With the passage of the federal Every Student Succeeds Act last year, states may now have more freedom to implement their own education policies. Utah quickly followed this year with two new laws designed to reduce the emphasis on standardized testing in teacher evaluations.
HB 200 and HB 201, introduced by Democratic state Rep. Marie Poulson and signed by Republican Gov. Gary Herbert, will reduce the amount of standardized testing as well. Tami Pyfer, Herbert’s education advisor, said that Utah’s SAGE test was only intended to evaluate students, not teachers.
“Previously, 20 percent of a teacher’s evaluation was based on a student’s SAGE score in math, English, and science because those are the only three subjects that are tested in SAGE,” Pyfer said. “The SAGE test was never designed to be used to evaluate teachers; it’s designed to measure growth and knowledge of students.”
Under the Every Child Succeeds Act, states are still required to submit accountability plans to the U.S. Department of Education. Pyfer said that Utah now has a flexibility that was not there under No Child Left Behind.
“The exciting thing about this is that the changes to ESSA, which is the new law that replaced No Child Left Behind, those changes are what has made it possible for us to do this in the state,” she said. “It has given more flexibility to the states to determine their own accountability systems, to determine their testing systems. We are now able to make a difference in lowering the amount of tests we take and lowering the high stakes that are attached to tests in Utah.”

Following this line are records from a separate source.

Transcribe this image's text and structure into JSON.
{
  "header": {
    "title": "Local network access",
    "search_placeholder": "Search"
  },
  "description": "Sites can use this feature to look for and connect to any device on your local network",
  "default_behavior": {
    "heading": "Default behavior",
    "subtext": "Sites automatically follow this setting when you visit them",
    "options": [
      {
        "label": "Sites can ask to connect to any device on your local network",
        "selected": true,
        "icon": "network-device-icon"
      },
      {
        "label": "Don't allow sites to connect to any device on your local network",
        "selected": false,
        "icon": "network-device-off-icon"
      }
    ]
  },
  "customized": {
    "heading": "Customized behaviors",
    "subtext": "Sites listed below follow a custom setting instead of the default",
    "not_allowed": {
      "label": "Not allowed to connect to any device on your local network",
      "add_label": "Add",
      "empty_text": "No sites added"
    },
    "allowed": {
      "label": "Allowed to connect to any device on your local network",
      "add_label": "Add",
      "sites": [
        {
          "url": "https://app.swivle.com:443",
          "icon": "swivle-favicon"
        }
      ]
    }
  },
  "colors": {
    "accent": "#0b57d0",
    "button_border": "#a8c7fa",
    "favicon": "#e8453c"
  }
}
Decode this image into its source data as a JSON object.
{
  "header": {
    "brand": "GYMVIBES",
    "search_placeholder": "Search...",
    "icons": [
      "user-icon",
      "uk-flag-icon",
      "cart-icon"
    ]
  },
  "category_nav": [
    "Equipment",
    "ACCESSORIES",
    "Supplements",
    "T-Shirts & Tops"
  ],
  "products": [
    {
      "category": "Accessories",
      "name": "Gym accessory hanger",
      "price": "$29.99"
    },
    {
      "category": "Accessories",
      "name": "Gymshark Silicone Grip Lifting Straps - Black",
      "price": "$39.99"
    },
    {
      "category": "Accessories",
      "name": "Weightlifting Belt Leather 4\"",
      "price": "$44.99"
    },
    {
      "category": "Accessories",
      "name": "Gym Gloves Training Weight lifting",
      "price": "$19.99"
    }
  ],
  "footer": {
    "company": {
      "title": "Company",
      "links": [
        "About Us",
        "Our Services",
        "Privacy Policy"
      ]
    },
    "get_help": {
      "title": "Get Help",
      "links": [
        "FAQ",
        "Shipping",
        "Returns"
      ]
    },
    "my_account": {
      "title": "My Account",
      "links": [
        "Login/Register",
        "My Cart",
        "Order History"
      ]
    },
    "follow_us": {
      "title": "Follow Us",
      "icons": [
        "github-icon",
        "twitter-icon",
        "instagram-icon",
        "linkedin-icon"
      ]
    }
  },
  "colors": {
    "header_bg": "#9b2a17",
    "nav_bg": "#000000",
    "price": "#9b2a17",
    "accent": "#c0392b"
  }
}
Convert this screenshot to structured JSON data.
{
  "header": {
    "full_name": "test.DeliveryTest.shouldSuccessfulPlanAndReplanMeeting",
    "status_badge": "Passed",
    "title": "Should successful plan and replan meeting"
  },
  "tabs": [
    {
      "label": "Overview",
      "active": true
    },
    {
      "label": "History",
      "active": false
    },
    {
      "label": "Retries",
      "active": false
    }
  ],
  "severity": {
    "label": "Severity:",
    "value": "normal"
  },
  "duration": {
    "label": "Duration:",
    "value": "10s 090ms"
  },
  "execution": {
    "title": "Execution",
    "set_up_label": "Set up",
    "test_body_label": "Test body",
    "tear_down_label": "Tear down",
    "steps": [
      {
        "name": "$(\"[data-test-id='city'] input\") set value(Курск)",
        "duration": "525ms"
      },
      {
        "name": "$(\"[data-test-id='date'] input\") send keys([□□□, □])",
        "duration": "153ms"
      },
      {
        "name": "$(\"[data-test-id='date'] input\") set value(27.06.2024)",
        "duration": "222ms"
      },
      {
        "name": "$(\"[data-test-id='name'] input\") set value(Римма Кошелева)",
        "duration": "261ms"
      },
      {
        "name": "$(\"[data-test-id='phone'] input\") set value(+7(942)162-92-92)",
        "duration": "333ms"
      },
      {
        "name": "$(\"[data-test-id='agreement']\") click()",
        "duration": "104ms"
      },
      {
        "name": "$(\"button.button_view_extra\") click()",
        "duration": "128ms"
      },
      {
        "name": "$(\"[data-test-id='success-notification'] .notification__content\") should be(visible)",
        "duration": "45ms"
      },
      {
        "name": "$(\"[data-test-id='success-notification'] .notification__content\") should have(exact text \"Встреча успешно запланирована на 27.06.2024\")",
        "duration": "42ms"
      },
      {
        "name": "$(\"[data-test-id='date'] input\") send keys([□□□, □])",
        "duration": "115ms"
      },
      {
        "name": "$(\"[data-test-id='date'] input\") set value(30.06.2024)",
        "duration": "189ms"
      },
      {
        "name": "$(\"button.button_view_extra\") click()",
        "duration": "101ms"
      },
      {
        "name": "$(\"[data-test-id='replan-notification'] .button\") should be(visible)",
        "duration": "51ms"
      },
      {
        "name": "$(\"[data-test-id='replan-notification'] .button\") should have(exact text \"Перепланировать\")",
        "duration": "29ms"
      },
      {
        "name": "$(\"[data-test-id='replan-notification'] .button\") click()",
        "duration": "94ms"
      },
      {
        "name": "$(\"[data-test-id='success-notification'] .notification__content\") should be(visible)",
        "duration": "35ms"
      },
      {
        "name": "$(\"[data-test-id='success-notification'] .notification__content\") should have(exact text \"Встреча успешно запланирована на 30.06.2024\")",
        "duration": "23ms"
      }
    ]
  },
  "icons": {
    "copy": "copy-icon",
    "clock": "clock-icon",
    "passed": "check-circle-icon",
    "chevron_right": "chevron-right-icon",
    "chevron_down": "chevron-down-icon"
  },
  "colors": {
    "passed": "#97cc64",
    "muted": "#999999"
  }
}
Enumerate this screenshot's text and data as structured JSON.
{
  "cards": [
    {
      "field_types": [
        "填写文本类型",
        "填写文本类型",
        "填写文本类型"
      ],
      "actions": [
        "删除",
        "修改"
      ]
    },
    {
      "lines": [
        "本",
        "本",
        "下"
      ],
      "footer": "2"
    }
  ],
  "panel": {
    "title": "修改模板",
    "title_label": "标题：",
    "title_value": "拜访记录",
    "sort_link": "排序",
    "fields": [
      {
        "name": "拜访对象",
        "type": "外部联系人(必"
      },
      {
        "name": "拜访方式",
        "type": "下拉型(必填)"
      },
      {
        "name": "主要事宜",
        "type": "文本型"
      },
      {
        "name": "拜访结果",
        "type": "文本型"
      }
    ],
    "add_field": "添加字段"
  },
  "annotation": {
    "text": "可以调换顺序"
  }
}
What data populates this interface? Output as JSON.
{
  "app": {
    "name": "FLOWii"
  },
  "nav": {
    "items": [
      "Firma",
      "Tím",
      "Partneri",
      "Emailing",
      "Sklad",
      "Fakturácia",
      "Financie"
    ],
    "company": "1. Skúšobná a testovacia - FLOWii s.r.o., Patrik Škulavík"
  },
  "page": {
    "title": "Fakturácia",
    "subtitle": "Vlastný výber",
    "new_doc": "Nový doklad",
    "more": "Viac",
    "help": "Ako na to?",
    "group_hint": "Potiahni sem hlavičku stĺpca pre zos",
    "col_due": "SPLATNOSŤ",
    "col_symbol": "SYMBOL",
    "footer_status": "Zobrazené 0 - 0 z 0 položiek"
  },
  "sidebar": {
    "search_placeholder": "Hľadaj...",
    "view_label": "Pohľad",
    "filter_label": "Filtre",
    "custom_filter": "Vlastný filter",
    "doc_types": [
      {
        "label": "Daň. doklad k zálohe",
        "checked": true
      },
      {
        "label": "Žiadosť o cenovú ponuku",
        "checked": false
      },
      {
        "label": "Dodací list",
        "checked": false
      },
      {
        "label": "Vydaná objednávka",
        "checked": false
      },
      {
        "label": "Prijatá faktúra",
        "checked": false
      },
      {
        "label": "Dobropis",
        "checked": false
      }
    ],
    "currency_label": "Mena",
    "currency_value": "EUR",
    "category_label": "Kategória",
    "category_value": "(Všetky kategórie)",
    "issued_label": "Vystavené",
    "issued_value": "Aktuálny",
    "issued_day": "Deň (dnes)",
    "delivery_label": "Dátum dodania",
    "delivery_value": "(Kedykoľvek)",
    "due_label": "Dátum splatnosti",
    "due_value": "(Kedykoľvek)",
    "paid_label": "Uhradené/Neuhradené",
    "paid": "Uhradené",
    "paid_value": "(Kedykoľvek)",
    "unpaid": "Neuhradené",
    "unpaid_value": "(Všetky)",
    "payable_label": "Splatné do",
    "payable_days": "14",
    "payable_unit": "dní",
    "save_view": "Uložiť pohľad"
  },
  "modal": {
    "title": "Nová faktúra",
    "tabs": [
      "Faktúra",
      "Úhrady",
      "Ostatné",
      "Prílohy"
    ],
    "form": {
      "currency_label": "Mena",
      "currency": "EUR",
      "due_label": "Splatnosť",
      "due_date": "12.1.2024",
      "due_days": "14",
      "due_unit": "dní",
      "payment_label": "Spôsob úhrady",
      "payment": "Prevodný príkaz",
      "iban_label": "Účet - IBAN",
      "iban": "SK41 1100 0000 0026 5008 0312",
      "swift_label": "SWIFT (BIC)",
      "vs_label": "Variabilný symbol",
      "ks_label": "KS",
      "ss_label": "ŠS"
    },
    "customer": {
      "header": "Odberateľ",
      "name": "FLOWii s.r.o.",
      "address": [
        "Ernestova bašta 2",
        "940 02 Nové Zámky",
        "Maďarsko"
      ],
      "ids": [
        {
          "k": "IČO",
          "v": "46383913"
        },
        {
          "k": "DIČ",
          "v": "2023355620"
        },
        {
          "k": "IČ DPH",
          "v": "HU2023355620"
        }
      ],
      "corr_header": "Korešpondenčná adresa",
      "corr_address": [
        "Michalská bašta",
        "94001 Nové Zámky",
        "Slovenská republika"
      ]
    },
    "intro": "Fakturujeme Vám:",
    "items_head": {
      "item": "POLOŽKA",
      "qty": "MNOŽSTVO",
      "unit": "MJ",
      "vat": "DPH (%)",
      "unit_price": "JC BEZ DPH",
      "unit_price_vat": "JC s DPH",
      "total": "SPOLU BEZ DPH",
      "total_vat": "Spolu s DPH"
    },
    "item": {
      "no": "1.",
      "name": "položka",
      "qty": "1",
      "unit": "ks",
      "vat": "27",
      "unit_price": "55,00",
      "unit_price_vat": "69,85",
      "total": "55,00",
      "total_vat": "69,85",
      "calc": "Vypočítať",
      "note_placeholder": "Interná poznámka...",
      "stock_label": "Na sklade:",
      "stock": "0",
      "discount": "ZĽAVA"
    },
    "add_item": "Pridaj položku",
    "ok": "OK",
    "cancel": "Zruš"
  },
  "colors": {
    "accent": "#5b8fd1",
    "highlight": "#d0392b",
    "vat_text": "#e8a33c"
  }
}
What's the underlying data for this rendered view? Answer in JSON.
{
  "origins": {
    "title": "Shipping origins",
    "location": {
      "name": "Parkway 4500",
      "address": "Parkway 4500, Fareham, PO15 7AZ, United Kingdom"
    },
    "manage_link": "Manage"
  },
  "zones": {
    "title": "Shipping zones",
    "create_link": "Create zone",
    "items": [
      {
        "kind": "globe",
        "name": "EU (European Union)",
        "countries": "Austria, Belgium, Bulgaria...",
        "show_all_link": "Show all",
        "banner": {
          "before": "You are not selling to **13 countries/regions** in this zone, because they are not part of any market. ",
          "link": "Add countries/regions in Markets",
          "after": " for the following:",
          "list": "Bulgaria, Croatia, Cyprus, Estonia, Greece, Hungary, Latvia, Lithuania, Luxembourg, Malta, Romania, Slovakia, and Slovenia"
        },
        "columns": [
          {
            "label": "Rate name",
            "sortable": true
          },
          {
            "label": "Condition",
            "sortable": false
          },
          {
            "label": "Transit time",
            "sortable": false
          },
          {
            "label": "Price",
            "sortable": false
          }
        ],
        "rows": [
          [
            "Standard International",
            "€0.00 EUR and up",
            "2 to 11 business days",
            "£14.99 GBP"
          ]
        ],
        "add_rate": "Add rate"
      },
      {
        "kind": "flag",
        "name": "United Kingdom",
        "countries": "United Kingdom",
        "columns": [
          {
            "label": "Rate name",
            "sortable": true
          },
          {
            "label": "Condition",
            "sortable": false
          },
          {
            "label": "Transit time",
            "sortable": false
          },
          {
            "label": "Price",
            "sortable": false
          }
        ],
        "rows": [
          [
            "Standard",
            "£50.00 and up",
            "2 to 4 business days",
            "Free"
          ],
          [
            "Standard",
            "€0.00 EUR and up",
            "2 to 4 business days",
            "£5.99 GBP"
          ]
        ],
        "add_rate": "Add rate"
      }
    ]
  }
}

School districts in Utah may now also choose to just give the ACT test instead of the state’s SAGE test to their eleventh graders.